Raphael, the youngest of the famous Renaissance triad including Leonardo and Michelangelo, made an exceptionally deep impression on Italian art. Despite his career spanned barely two decades, no artist remained untouched by his influence. In his highly organized and prolific workshop many gifted young artists, protagonists of the next generation worked under Raphael’s supervision, such as Giulio Romano, Perino del Vaga, Polidoro da Caravaggio and Giovanni da Udine. Raphael was among the first to recognize the advantages of reproducing his compositions in print. Collaborating with the most eminent Roman engravers, above all Marcantonio Raimondi, he conducted a very successful undertaking which marks the birth of print publishing business in Rome.
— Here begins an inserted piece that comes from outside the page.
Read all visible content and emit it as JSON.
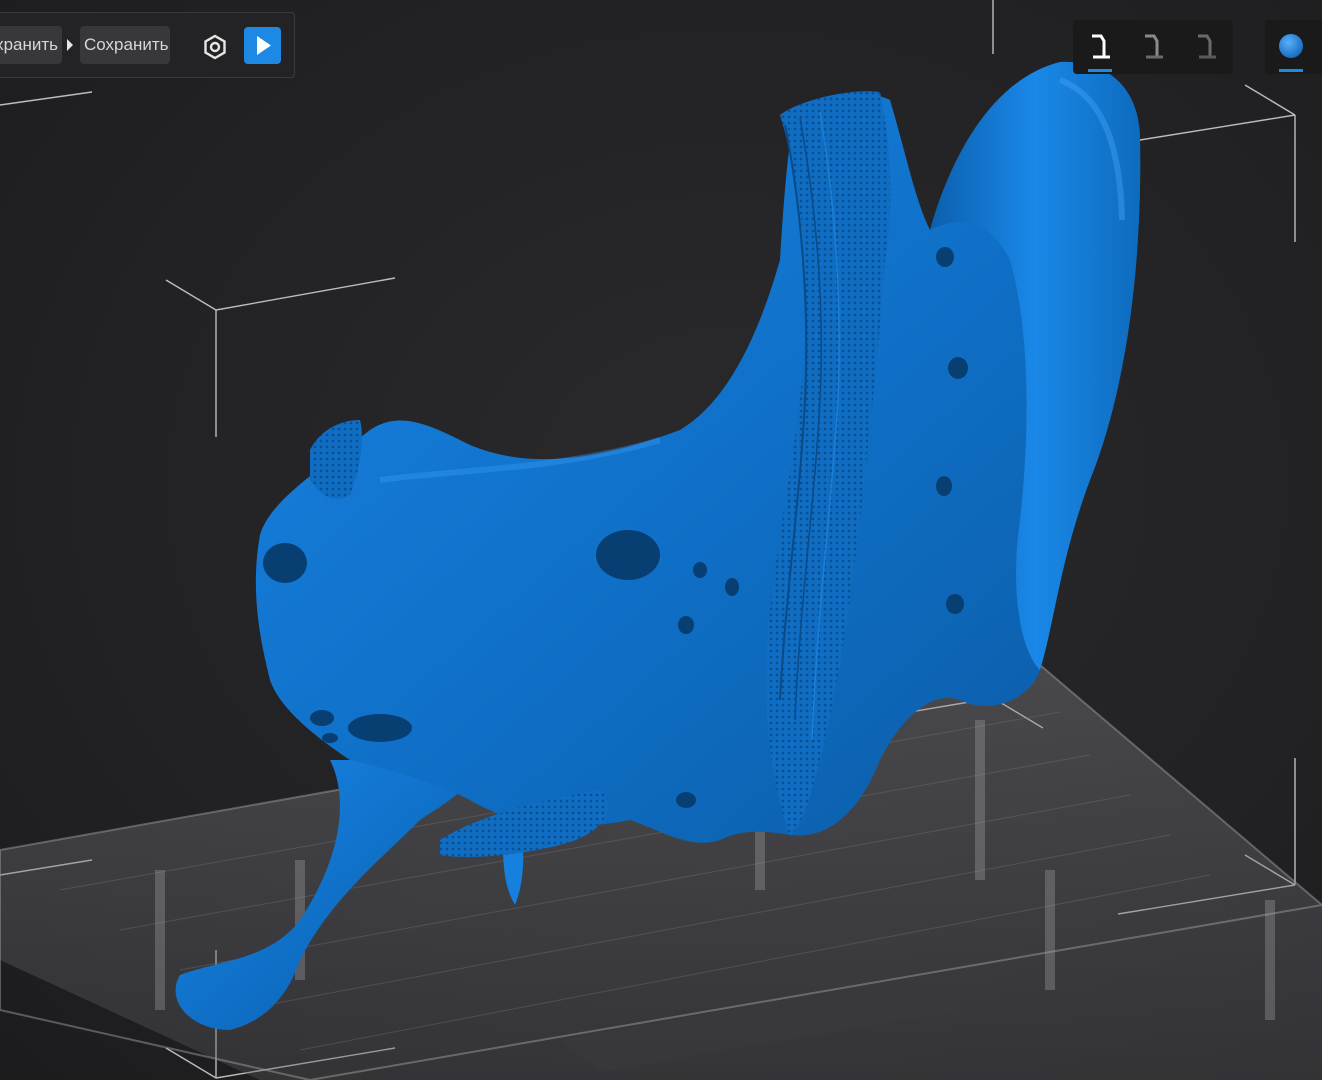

The Museum of Fine Arts in Budapest preserves six drawings by Raphael and numerous sheets by his pupils. The collection also includes almost each significant print made in close collaboration with Raphael. The nearly eighty masterpieces in the exhibition and the accompanying catalogue demonstrate Raphael’s genius and illustrate the next generation’s relation to his unparalleled artistic legacy.
Curators of the exhibition and authors of the catalogue are Zoltán Kárpáti and Eszter Seres.